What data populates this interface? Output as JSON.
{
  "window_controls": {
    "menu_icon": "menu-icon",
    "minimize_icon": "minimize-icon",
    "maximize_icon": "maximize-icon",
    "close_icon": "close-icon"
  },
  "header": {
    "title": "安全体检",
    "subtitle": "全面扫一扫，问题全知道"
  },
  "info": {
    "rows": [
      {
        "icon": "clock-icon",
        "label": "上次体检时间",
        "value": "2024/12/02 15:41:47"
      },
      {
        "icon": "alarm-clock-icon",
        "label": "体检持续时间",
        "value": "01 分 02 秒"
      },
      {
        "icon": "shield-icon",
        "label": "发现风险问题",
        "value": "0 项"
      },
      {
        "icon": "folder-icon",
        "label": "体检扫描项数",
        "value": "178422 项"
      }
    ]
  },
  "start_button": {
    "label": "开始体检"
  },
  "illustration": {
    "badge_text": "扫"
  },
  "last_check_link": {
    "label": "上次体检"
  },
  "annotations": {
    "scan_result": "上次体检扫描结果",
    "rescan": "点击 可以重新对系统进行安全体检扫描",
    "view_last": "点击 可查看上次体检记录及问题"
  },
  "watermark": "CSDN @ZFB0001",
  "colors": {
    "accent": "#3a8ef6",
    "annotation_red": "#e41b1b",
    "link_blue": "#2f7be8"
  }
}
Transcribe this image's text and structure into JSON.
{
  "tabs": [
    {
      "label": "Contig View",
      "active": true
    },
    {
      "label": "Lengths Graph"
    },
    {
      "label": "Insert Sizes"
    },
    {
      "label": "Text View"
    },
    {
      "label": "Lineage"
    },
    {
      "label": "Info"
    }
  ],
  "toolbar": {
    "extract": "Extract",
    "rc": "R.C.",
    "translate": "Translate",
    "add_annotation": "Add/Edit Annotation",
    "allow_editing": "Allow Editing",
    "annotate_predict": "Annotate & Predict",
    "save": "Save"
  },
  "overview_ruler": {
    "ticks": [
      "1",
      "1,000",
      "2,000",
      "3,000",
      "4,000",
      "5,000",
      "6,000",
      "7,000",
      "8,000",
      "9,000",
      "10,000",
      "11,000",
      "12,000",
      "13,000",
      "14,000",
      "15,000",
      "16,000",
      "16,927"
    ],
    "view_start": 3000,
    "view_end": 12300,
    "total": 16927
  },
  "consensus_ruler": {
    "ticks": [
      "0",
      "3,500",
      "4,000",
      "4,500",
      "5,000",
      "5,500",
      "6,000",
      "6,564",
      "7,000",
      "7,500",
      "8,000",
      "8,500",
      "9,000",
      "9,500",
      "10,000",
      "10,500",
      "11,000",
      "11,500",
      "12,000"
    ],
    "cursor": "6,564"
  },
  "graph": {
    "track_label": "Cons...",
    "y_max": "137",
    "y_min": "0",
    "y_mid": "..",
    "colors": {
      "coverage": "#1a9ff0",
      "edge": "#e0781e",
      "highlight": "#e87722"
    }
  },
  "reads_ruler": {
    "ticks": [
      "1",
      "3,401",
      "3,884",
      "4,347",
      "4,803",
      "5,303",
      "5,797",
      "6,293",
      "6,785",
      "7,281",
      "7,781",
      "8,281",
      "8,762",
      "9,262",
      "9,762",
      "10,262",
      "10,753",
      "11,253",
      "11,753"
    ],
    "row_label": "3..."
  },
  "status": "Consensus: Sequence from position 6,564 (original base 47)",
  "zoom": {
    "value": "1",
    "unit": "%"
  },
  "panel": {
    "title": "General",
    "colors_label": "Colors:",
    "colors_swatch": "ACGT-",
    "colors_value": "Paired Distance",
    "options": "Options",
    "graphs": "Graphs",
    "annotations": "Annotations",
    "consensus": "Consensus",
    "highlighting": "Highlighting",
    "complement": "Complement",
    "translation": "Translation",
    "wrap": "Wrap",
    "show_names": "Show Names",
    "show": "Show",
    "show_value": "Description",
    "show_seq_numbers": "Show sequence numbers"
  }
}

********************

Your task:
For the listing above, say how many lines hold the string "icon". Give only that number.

Task answer:
8